**Directions**
For the data below, report how many lines include the word "this", and write nothing else.

App and web page records:

▶

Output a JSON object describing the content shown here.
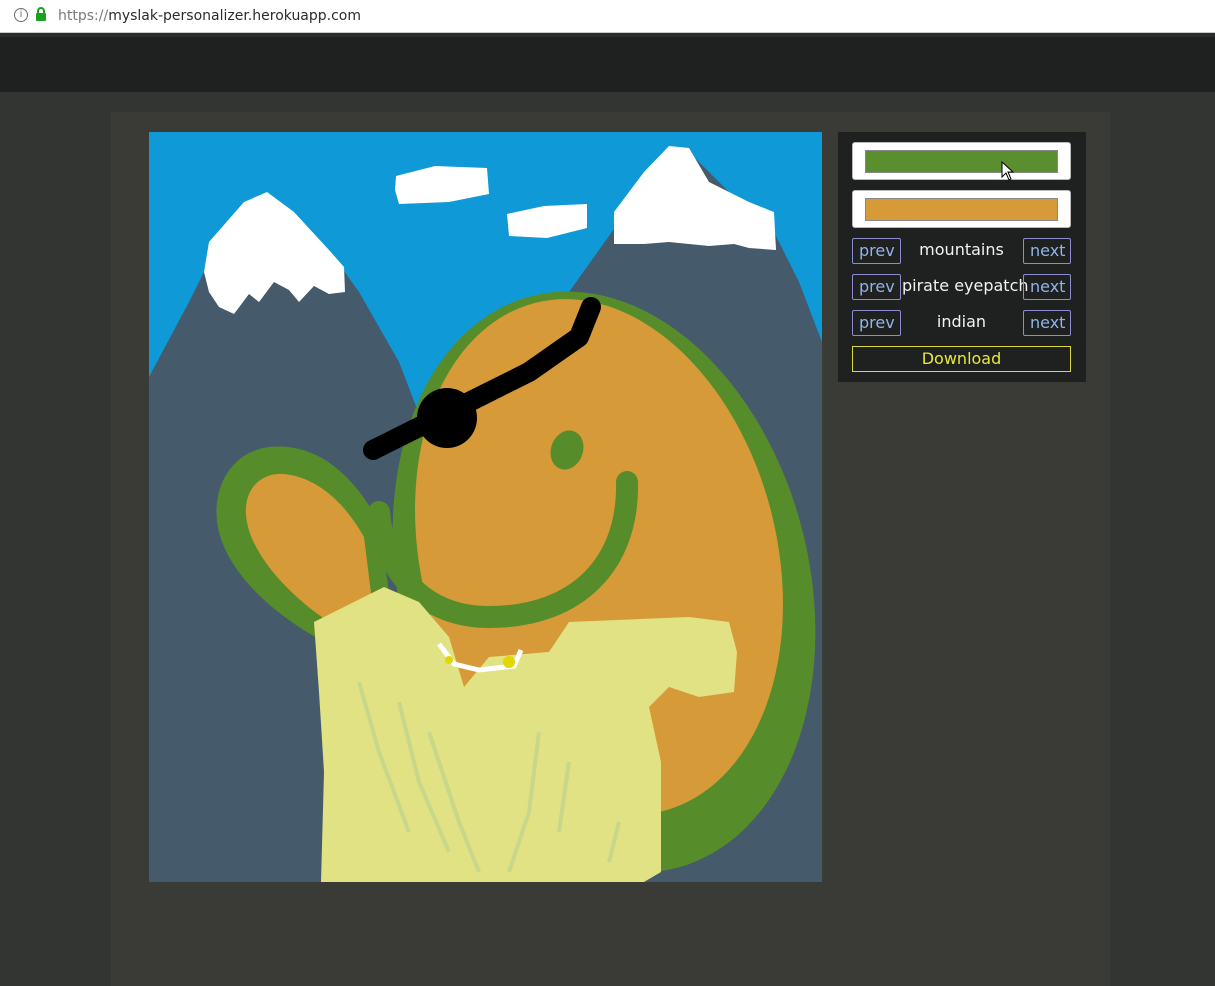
{
  "browser": {
    "url_scheme": "https://",
    "url_host": "myslak-personalizer.herokuapp.com",
    "info_icon": "i"
  },
  "colors": {
    "primary": "#5a8f2f",
    "secondary": "#d69a38",
    "sky": "#0f99d6",
    "mountain": "#455a6a",
    "skin": "#d69a38",
    "outline": "#578c2b",
    "shirt": "#e0e284",
    "accent_download": "#e8e83a"
  },
  "controls": {
    "color_swatch_1": "#5a8f2f",
    "color_swatch_2": "#d69a38",
    "rows": [
      {
        "prev": "prev",
        "label": "mountains",
        "next": "next"
      },
      {
        "prev": "prev",
        "label": "pirate eyepatch",
        "next": "next"
      },
      {
        "prev": "prev",
        "label": "indian",
        "next": "next"
      }
    ],
    "download_label": "Download"
  }
}
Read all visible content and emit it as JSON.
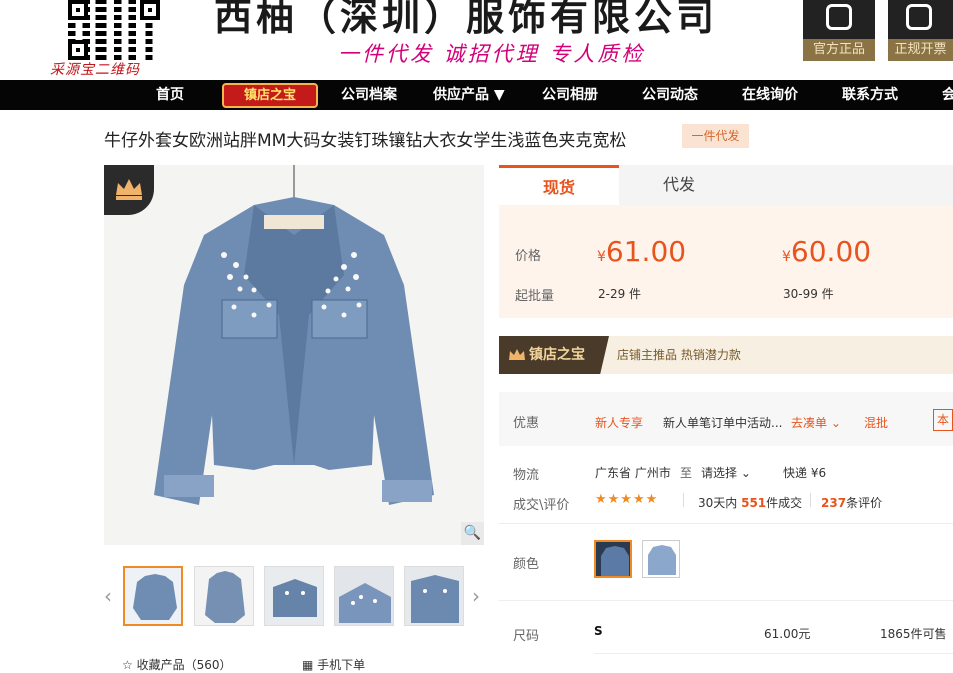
{
  "header": {
    "qr_caption": "采源宝二维码",
    "company_name": "西柚（深圳）服饰有限公司",
    "slogan": "一件代发 诚招代理 专人质检",
    "badges": [
      "官方正品",
      "正规开票"
    ]
  },
  "nav": {
    "items": [
      "首页",
      "公司档案",
      "供应产品 ▼",
      "公司相册",
      "公司动态",
      "在线询价",
      "联系方式",
      "会"
    ],
    "shop_badge": "镇店之宝"
  },
  "product": {
    "title": "牛仔外套女欧洲站胖MM大码女装钉珠镶钻大衣女学生浅蓝色夹克宽松",
    "oem_tag": "一件代发",
    "favorite": "收藏产品（560）",
    "mobile_order": "手机下单"
  },
  "tabs": {
    "spot": "现货",
    "proxy": "代发"
  },
  "pricing": {
    "price_label": "价格",
    "moq_label": "起批量",
    "currency": "¥",
    "tiers": [
      {
        "price": "61.00",
        "qty": "2-29 件"
      },
      {
        "price": "60.00",
        "qty": "30-99 件"
      }
    ]
  },
  "shop_bar": {
    "badge": "镇店之宝",
    "text": "店铺主推品  热销潜力款"
  },
  "promo": {
    "label": "优惠",
    "new_user": "新人专享",
    "desc": "新人单笔订单中活动...",
    "make_up": "去凑单",
    "mixed": "混批",
    "corner": "本"
  },
  "logistics": {
    "label": "物流",
    "from": "广东省 广州市",
    "to_word": "至",
    "select": "请选择",
    "express": "快递 ¥6"
  },
  "deal": {
    "label": "成交\\评价",
    "stars": "★★★★★",
    "days_prefix": "30天内",
    "count": "551",
    "count_suffix": "件成交",
    "reviews": "237",
    "reviews_suffix": "条评价"
  },
  "color": {
    "label": "颜色"
  },
  "size": {
    "label": "尺码",
    "value": "S",
    "price": "61.00元",
    "stock": "1865件可售"
  },
  "colors": {
    "accent": "#e7541d",
    "nav_bg": "#050505",
    "slogan": "#d4007a"
  }
}
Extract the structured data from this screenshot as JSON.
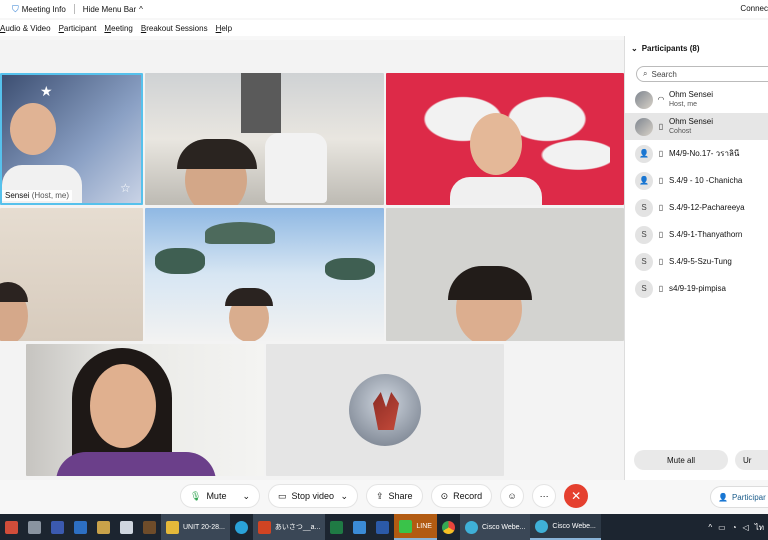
{
  "topbar": {
    "meeting_info": "Meeting Info",
    "hide_menu": "Hide Menu Bar",
    "connection": "Connec"
  },
  "menu": [
    "Audio & Video",
    "Participant",
    "Meeting",
    "Breakout Sessions",
    "Help"
  ],
  "tiles": {
    "host_name": "Sensei",
    "host_role": "(Host, me)"
  },
  "panel": {
    "title": "Participants (8)",
    "search_placeholder": "Search",
    "participants": [
      {
        "name": "Ohm Sensei",
        "role": "Host, me",
        "avatar": "",
        "device": "headset-icon"
      },
      {
        "name": "Ohm Sensei",
        "role": "Cohost",
        "avatar": "",
        "device": "phone-icon"
      },
      {
        "name": "M4/9-No.17- วราลินี",
        "role": "",
        "avatar": "",
        "device": "phone-icon"
      },
      {
        "name": "S.4/9 - 10 -Chanicha",
        "role": "",
        "avatar": "",
        "device": "phone-icon"
      },
      {
        "name": "S.4/9-12-Pachareeya",
        "role": "",
        "avatar": "S",
        "device": "phone-icon"
      },
      {
        "name": "S.4/9-1-Thanyathorn",
        "role": "",
        "avatar": "S",
        "device": "phone-icon"
      },
      {
        "name": "S.4/9-5-Szu-Tung",
        "role": "",
        "avatar": "S",
        "device": "phone-icon"
      },
      {
        "name": "s4/9-19-pimpisa",
        "role": "",
        "avatar": "S",
        "device": "phone-icon"
      }
    ],
    "mute_all": "Mute all",
    "unmute_all": "Ur"
  },
  "controls": {
    "mute": "Mute",
    "stop_video": "Stop video",
    "share": "Share",
    "record": "Record",
    "more": "⋯",
    "end": "✕",
    "participants": "Participar"
  },
  "taskbar": {
    "unit": "UNIT 20-28...",
    "ppt": "あいさつ__a...",
    "line": "LINE",
    "cisco1": "Cisco Webe...",
    "cisco2": "Cisco Webe..."
  }
}
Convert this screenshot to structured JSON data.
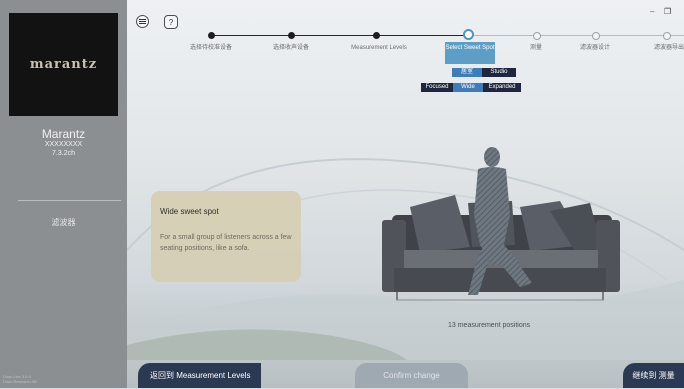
{
  "sidebar": {
    "brand_logo": "marantz",
    "device_name": "Marantz",
    "device_model": "XXXXXXXX",
    "device_channels": "7.3.2ch",
    "nav_filter": "滤波器",
    "footer_line1": "Dirac Live 3.6.4",
    "footer_line2": "Dirac Research AB"
  },
  "toolbar": {
    "menu_icon": "menu-icon",
    "help_label": "?",
    "minimize": "–",
    "maximize": "❐"
  },
  "steps": [
    {
      "label": "选择待校准设备",
      "state": "done"
    },
    {
      "label": "选择收声设备",
      "state": "done"
    },
    {
      "label": "Measurement Levels",
      "state": "done"
    },
    {
      "label": "Select Sweet Spot",
      "state": "current"
    },
    {
      "label": "测量",
      "state": "pending"
    },
    {
      "label": "滤波器设计",
      "state": "pending"
    },
    {
      "label": "滤波器导出",
      "state": "pending"
    }
  ],
  "listening_mode": {
    "options": [
      "居室",
      "Studio"
    ],
    "selected": "居室"
  },
  "spot_type": {
    "options": [
      "Focused",
      "Wide",
      "Expanded"
    ],
    "selected": "Wide"
  },
  "info_card": {
    "title": "Wide sweet spot",
    "body": "For a small group of listeners across a few seating positions, like a sofa."
  },
  "scene": {
    "positions_label": "13 measurement positions"
  },
  "footer": {
    "back_label": "返回到 Measurement Levels",
    "confirm_label": "Confirm change",
    "next_label": "继续到 测量"
  },
  "colors": {
    "sidebar": "#8c8f92",
    "accent": "#5c9ec6",
    "footer_button": "#2b3952",
    "info_card": "#d6cfb4"
  }
}
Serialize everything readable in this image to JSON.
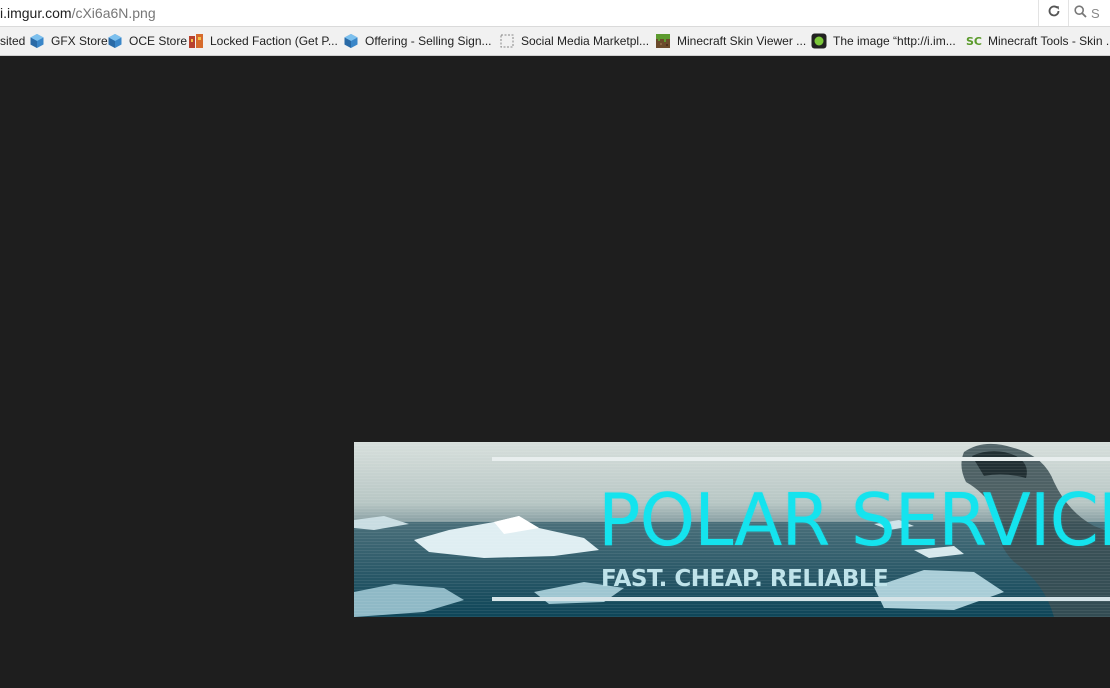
{
  "browser": {
    "url_host": "i.imgur.com",
    "url_path": "/cXi6a6N.png",
    "search_placeholder": "S"
  },
  "bookmarks": [
    {
      "label": "sited",
      "icon": "none"
    },
    {
      "label": "GFX Store",
      "icon": "cube-icon"
    },
    {
      "label": "OCE Store",
      "icon": "cube-icon"
    },
    {
      "label": "Locked Faction (Get P...",
      "icon": "faction-icon"
    },
    {
      "label": "Offering - Selling Sign...",
      "icon": "cube-icon"
    },
    {
      "label": "Social Media Marketpl...",
      "icon": "dashed-page-icon"
    },
    {
      "label": "Minecraft Skin Viewer ...",
      "icon": "grass-block-icon"
    },
    {
      "label": "The image “http://i.im...",
      "icon": "green-dot-icon"
    },
    {
      "label": "Minecraft Tools - Skin ...",
      "icon": "sc-logo-icon"
    }
  ],
  "banner": {
    "title": "POLAR SERVICES",
    "tagline": "FAST. CHEAP. RELIABLE",
    "title_color": "#14e3ee"
  },
  "colors": {
    "page_background": "#1e1e1e",
    "bookmark_bar": "#f1f1f1",
    "cube_blue": "#3a86c8"
  }
}
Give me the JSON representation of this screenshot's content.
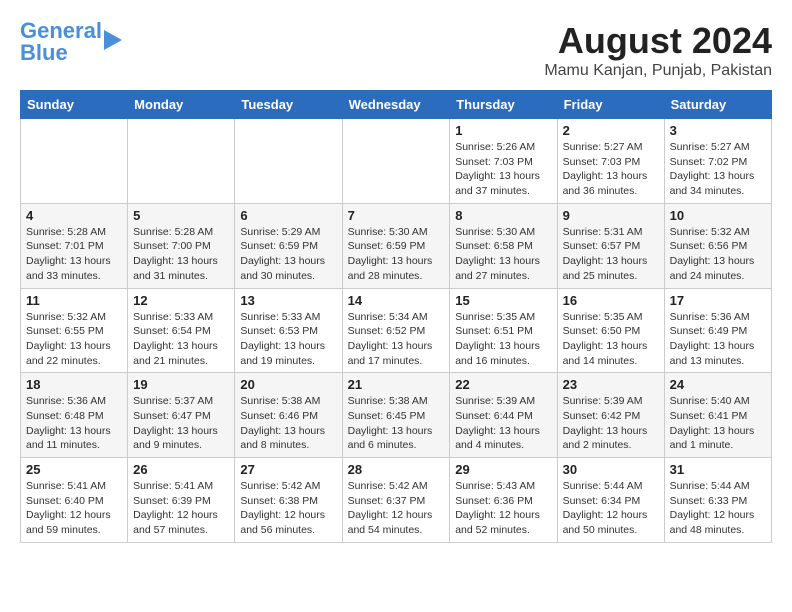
{
  "header": {
    "logo_general": "General",
    "logo_blue": "Blue",
    "month_year": "August 2024",
    "location": "Mamu Kanjan, Punjab, Pakistan"
  },
  "weekdays": [
    "Sunday",
    "Monday",
    "Tuesday",
    "Wednesday",
    "Thursday",
    "Friday",
    "Saturday"
  ],
  "weeks": [
    [
      {
        "day": "",
        "info": ""
      },
      {
        "day": "",
        "info": ""
      },
      {
        "day": "",
        "info": ""
      },
      {
        "day": "",
        "info": ""
      },
      {
        "day": "1",
        "info": "Sunrise: 5:26 AM\nSunset: 7:03 PM\nDaylight: 13 hours\nand 37 minutes."
      },
      {
        "day": "2",
        "info": "Sunrise: 5:27 AM\nSunset: 7:03 PM\nDaylight: 13 hours\nand 36 minutes."
      },
      {
        "day": "3",
        "info": "Sunrise: 5:27 AM\nSunset: 7:02 PM\nDaylight: 13 hours\nand 34 minutes."
      }
    ],
    [
      {
        "day": "4",
        "info": "Sunrise: 5:28 AM\nSunset: 7:01 PM\nDaylight: 13 hours\nand 33 minutes."
      },
      {
        "day": "5",
        "info": "Sunrise: 5:28 AM\nSunset: 7:00 PM\nDaylight: 13 hours\nand 31 minutes."
      },
      {
        "day": "6",
        "info": "Sunrise: 5:29 AM\nSunset: 6:59 PM\nDaylight: 13 hours\nand 30 minutes."
      },
      {
        "day": "7",
        "info": "Sunrise: 5:30 AM\nSunset: 6:59 PM\nDaylight: 13 hours\nand 28 minutes."
      },
      {
        "day": "8",
        "info": "Sunrise: 5:30 AM\nSunset: 6:58 PM\nDaylight: 13 hours\nand 27 minutes."
      },
      {
        "day": "9",
        "info": "Sunrise: 5:31 AM\nSunset: 6:57 PM\nDaylight: 13 hours\nand 25 minutes."
      },
      {
        "day": "10",
        "info": "Sunrise: 5:32 AM\nSunset: 6:56 PM\nDaylight: 13 hours\nand 24 minutes."
      }
    ],
    [
      {
        "day": "11",
        "info": "Sunrise: 5:32 AM\nSunset: 6:55 PM\nDaylight: 13 hours\nand 22 minutes."
      },
      {
        "day": "12",
        "info": "Sunrise: 5:33 AM\nSunset: 6:54 PM\nDaylight: 13 hours\nand 21 minutes."
      },
      {
        "day": "13",
        "info": "Sunrise: 5:33 AM\nSunset: 6:53 PM\nDaylight: 13 hours\nand 19 minutes."
      },
      {
        "day": "14",
        "info": "Sunrise: 5:34 AM\nSunset: 6:52 PM\nDaylight: 13 hours\nand 17 minutes."
      },
      {
        "day": "15",
        "info": "Sunrise: 5:35 AM\nSunset: 6:51 PM\nDaylight: 13 hours\nand 16 minutes."
      },
      {
        "day": "16",
        "info": "Sunrise: 5:35 AM\nSunset: 6:50 PM\nDaylight: 13 hours\nand 14 minutes."
      },
      {
        "day": "17",
        "info": "Sunrise: 5:36 AM\nSunset: 6:49 PM\nDaylight: 13 hours\nand 13 minutes."
      }
    ],
    [
      {
        "day": "18",
        "info": "Sunrise: 5:36 AM\nSunset: 6:48 PM\nDaylight: 13 hours\nand 11 minutes."
      },
      {
        "day": "19",
        "info": "Sunrise: 5:37 AM\nSunset: 6:47 PM\nDaylight: 13 hours\nand 9 minutes."
      },
      {
        "day": "20",
        "info": "Sunrise: 5:38 AM\nSunset: 6:46 PM\nDaylight: 13 hours\nand 8 minutes."
      },
      {
        "day": "21",
        "info": "Sunrise: 5:38 AM\nSunset: 6:45 PM\nDaylight: 13 hours\nand 6 minutes."
      },
      {
        "day": "22",
        "info": "Sunrise: 5:39 AM\nSunset: 6:44 PM\nDaylight: 13 hours\nand 4 minutes."
      },
      {
        "day": "23",
        "info": "Sunrise: 5:39 AM\nSunset: 6:42 PM\nDaylight: 13 hours\nand 2 minutes."
      },
      {
        "day": "24",
        "info": "Sunrise: 5:40 AM\nSunset: 6:41 PM\nDaylight: 13 hours\nand 1 minute."
      }
    ],
    [
      {
        "day": "25",
        "info": "Sunrise: 5:41 AM\nSunset: 6:40 PM\nDaylight: 12 hours\nand 59 minutes."
      },
      {
        "day": "26",
        "info": "Sunrise: 5:41 AM\nSunset: 6:39 PM\nDaylight: 12 hours\nand 57 minutes."
      },
      {
        "day": "27",
        "info": "Sunrise: 5:42 AM\nSunset: 6:38 PM\nDaylight: 12 hours\nand 56 minutes."
      },
      {
        "day": "28",
        "info": "Sunrise: 5:42 AM\nSunset: 6:37 PM\nDaylight: 12 hours\nand 54 minutes."
      },
      {
        "day": "29",
        "info": "Sunrise: 5:43 AM\nSunset: 6:36 PM\nDaylight: 12 hours\nand 52 minutes."
      },
      {
        "day": "30",
        "info": "Sunrise: 5:44 AM\nSunset: 6:34 PM\nDaylight: 12 hours\nand 50 minutes."
      },
      {
        "day": "31",
        "info": "Sunrise: 5:44 AM\nSunset: 6:33 PM\nDaylight: 12 hours\nand 48 minutes."
      }
    ]
  ]
}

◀

**Your solution**
4